Walker can't lay off workers without legislature's OK | WisCommunity

Walker can't lay off workers without legislature's OK

Gov. Walker has continued to threaten he will lay off thousands of state employees if Democratic state senators don't soon (actually, it's already past his original deadline) return to the Capitol to provide a quorum for his union-busting "budget repair" bill that also increases future state debt. He didn't do that in his budget address Tuesday, although his proposed budget did contain future unrelated lay-offs he had telegraphed earlier.

However, in both cases, it seems more and more clear that if he decides to remain adamant, Walker may have no choice but to pull a George Walker Bush and simply declare he has the power to do, constitution be damned. That's, after all, a tactic he was comfortable using as Milwaukee County executive, even though courts eventually reversed him at least twice.

Likewise, if he tried a similar stunt as the state's executive, Walker would risk being overturned, although one supposes if it came to a court fight ensued, the state Supreme Court, as now constituted with a conservative majority, might eventually pull a Scalia-type rabbit out of its hat and creatively reinterpret the Wisconsin constitution.

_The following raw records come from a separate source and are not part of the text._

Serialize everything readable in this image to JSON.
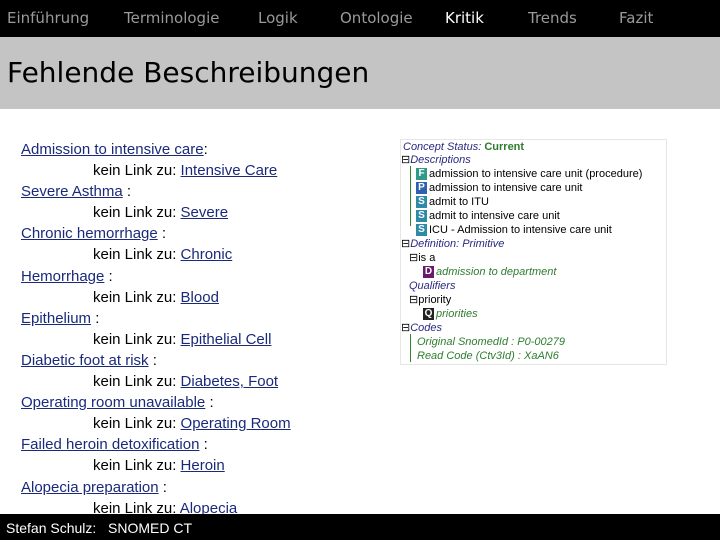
{
  "nav": {
    "items": [
      "Einführung",
      "Terminologie",
      "Logik",
      "Ontologie",
      "Kritik",
      "Trends",
      "Fazit"
    ],
    "active_index": 4
  },
  "title": "Fehlende Beschreibungen",
  "content": {
    "lines": [
      {
        "link": "Admission to intensive care",
        "suffix": ":",
        "indent": false
      },
      {
        "prefix": "kein Link zu: ",
        "link": "Intensive Care ",
        "indent": true
      },
      {
        "link": "Severe Asthma",
        "suffix": " :",
        "indent": false
      },
      {
        "prefix": "kein Link zu: ",
        "link": "Severe",
        "indent": true
      },
      {
        "link": "Chronic hemorrhage",
        "suffix": " :",
        "indent": false
      },
      {
        "prefix": "kein Link zu: ",
        "link": "Chronic",
        "indent": true
      },
      {
        "link": "Hemorrhage",
        "suffix": " :",
        "indent": false
      },
      {
        "prefix": "kein Link zu: ",
        "link": "Blood",
        "indent": true
      },
      {
        "link": "Epithelium",
        "suffix": " :",
        "indent": false
      },
      {
        "prefix": "kein Link zu: ",
        "link": "Epithelial Cell",
        "indent": true
      },
      {
        "link": "Diabetic foot at risk",
        "suffix": " :",
        "indent": false
      },
      {
        "prefix": "kein Link zu: ",
        "link": "Diabetes, Foot",
        "indent": true
      },
      {
        "link": "Operating room unavailable",
        "suffix": " :",
        "indent": false
      },
      {
        "prefix": "kein Link zu: ",
        "link": "Operating Room",
        "indent": true
      },
      {
        "link": "Failed heroin detoxification",
        "suffix": " :",
        "indent": false
      },
      {
        "prefix": "kein Link zu: ",
        "link": "Heroin",
        "indent": true
      },
      {
        "link": "Alopecia preparation",
        "suffix": " :",
        "indent": false
      },
      {
        "prefix": "kein Link zu: ",
        "link": "Alopecia",
        "indent": true
      }
    ]
  },
  "tree": {
    "status_label": "Concept Status:",
    "status_value": "Current",
    "descriptions_label": "Descriptions",
    "descriptions": [
      {
        "badge": "F",
        "text": "admission to intensive care unit (procedure)"
      },
      {
        "badge": "P",
        "text": "admission to intensive care unit"
      },
      {
        "badge": "S",
        "text": "admit to ITU"
      },
      {
        "badge": "S",
        "text": "admit to intensive care unit"
      },
      {
        "badge": "S",
        "text": "ICU - Admission to intensive care unit"
      }
    ],
    "definition_label": "Definition: Primitive",
    "isa_label": "is a",
    "isa_badge": "D",
    "isa_item": "admission to department",
    "qualifiers_label": "Qualifiers",
    "priority_label": "priority",
    "priority_badge": "Q",
    "priority_item": "priorities",
    "codes_label": "Codes",
    "codes": [
      "Original SnomedId : P0-00279",
      "Read Code (Ctv3Id) : XaAN6"
    ]
  },
  "footer": {
    "author": "Stefan Schulz:",
    "topic": "SNOMED CT"
  }
}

Former GOP legislator David Prosser might be the court's deciding vote, in that case.

True, Democratic Gov. Jim Doyle, resolving a projected budget deficit nearly twice the size of the current gap, did lay off and furlough state workers temporarily, but he did so with the advice and consent of the legislature and -- even more important -- through the collective bargaining process Walker intends to destroy. Walker, according to legal analysis, would likewise need legislative consent, which at the moment is impossible because, hey, state Senate Democrats are staying away from the Capitol, preventing any action in that house on budget-related measures.

Evidence that Wisconsin governors have no power to unilaterally lay off workers comes from a new Salon.com article in which a University of Minnesota law professor analyzes the situation. The money 'grafs:

If the Senate doesn't convene to vote and no budget is adopted, can Walker simply suspend collective bargaining rights and lay off public employees on his own? The answer is no. The governor has broad veto authority under Article V, Section 10, but he cannot use power until a bill is presented to him. Similarly, he cannot act unilaterally to balance the budget if the Legislature does not act. Tim Pawlenty, then the governor of Minnesota, learned this in 2010 when the Supreme Court in his state ruled that his efforts were illegal. The power to pass a budget and allocate money is a legislative function. For Walker to just fire thousands of state employees in the name of balancing the budget without legislative authorization might also be a constitutional violation.

Thus, there may be no constitutional way for Gov. Walker and his Republican allies to enact their collective bargaining ban -- as long as every Democratic senator stays away from Madison.

That's the word from David Schultz, a Hamline University professor in the School of Business and a professor of law at the University of Minnesota. He is the author of more than 25 books and 70 articles on American politics, policy, and law, including a two volume constitutional law text book. The entire Salon.com article is at:




March 2, 2011 - 10:11am